Emma Machcinski and Katie O’brien

“Food tastes better with a story,” said Jeff Tenza. Tenza means that knowing everything that went into producing the food – the rain, the sun, the soil, the care, the commitment – makes the food more enjoyable to eat. Tenza is an apprentice at the Community Farm of Ann Arbor and a co-host of Arborama, a radio talk show on WCBN 88.3 FM that focuses on environmental concerns. “Your health and your ability to work and your community start with what you eat,” Tenza said.

Tenza is not an exception to the rest of society. Many other young people are becoming conscious about where their food comes from and how the process of growing it relates to their community as a whole.

“More people from our generation aren’t going into traditional jobs but into farming,” said Tenza. This is made clear looking at those who work on the local farms of Ann Arbor.

“I came totally by accident,” said Kristen Van Vliet of how she got to be at Community Farm of Ann Arbor, where she has worked as an apprentice for seven years now. “[I was] headed in the way of sustainable living.  I needed a job.”

“I’d never done physical hard work of my own volition,” Van Vliet said. Regardless of her lack of experience, Van Vliet was immediately attracted to the vibe on the farm.  “I saw all these folks doing hard work so joyfully,” Van Vliet said.

Tenza’s journey to ending up at the farm came as somewhat of a surprise as well. “I wanted healthy but easy-to-access food,” said Tenza. He discovered the Community Farm of Ann Arbor through a fellow alum of Huron High School, who was starting a business of turning crop shares into meals. The meals made it easy for Tenza to receive farm fresh food.

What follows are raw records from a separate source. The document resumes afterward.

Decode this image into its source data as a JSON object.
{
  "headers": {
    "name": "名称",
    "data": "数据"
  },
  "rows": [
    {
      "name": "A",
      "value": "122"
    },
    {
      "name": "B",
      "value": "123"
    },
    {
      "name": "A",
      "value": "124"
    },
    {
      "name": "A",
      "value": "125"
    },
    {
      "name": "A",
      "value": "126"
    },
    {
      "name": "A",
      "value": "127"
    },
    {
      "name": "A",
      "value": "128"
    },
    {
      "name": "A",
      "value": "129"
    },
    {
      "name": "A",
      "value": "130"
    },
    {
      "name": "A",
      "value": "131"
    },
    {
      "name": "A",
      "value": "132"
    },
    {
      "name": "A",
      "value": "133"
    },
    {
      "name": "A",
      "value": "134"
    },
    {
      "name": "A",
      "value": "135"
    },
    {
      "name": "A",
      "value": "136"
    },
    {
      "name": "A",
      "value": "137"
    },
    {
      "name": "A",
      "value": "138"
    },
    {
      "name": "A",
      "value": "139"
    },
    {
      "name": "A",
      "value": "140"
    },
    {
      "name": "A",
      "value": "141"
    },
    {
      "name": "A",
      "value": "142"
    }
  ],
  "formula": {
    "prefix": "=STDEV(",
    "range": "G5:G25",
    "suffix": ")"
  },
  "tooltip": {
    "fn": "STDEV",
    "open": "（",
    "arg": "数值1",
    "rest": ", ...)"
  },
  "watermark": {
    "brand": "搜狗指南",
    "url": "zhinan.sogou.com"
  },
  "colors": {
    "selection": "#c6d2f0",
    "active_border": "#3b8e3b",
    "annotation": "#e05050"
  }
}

Learning about Community Farm of Ann Arbor, it was a “no brainer at that point”, said Tenza, who began volunteering at the farm. He left his job as an electrical engineer working on solar cells and was “just drawn to the farm.”

Students in high school are getting on the local farming bandwagon as well. Mishka Repaska, a sophomore at Community High School, is currently taking part in the Organic Farming CR offered by Tantre Farms. “I signed up for it . . . because I’m actually super, super interested in anything to do with food,” said Repaska.

Both Tantre and Community Farm of Ann Arbor are part of the Community Supported Agriculture model of farming. This means they produce a certain number of crop shares—a fraction of their crops—a year which the public can purchase. The CSA model allows the community to participate in the process of growing their food.

“They don’t take time to get to know each pepper plant,” said Van Vliet about conventional farms. With CSA it is a more personal connection that the consumer is able to have to their food, and an awareness of how what they eat gets from farm to plate.

The connection is something Repaska has observed during her time with the farming CR. “We go to the farmers’ market, and then the marketing bit of that is nice . . . the interaction between the actual people who grow your food and the people that buy it.”

“You get to see the whole process. I get to help it grow and watch it until I get to eat it,” said Ona Schneider, a summer apprentice from the Community Farm of Ann Arbor. Schneider worked on the farm over the summer after graduating high school in order to have a job outdoors. Schneider said the job gave her a “deeper level of appreciation” for the food she was able to help produce and eventually eat.

For these young farmers, sustainability—not instant gratification—is key. “The easy way is most likely not a healthy way,” said Schneider. Tenza says sustainability is “satisfying our needs without harming future generations.”

Illustration by Colleen O’brien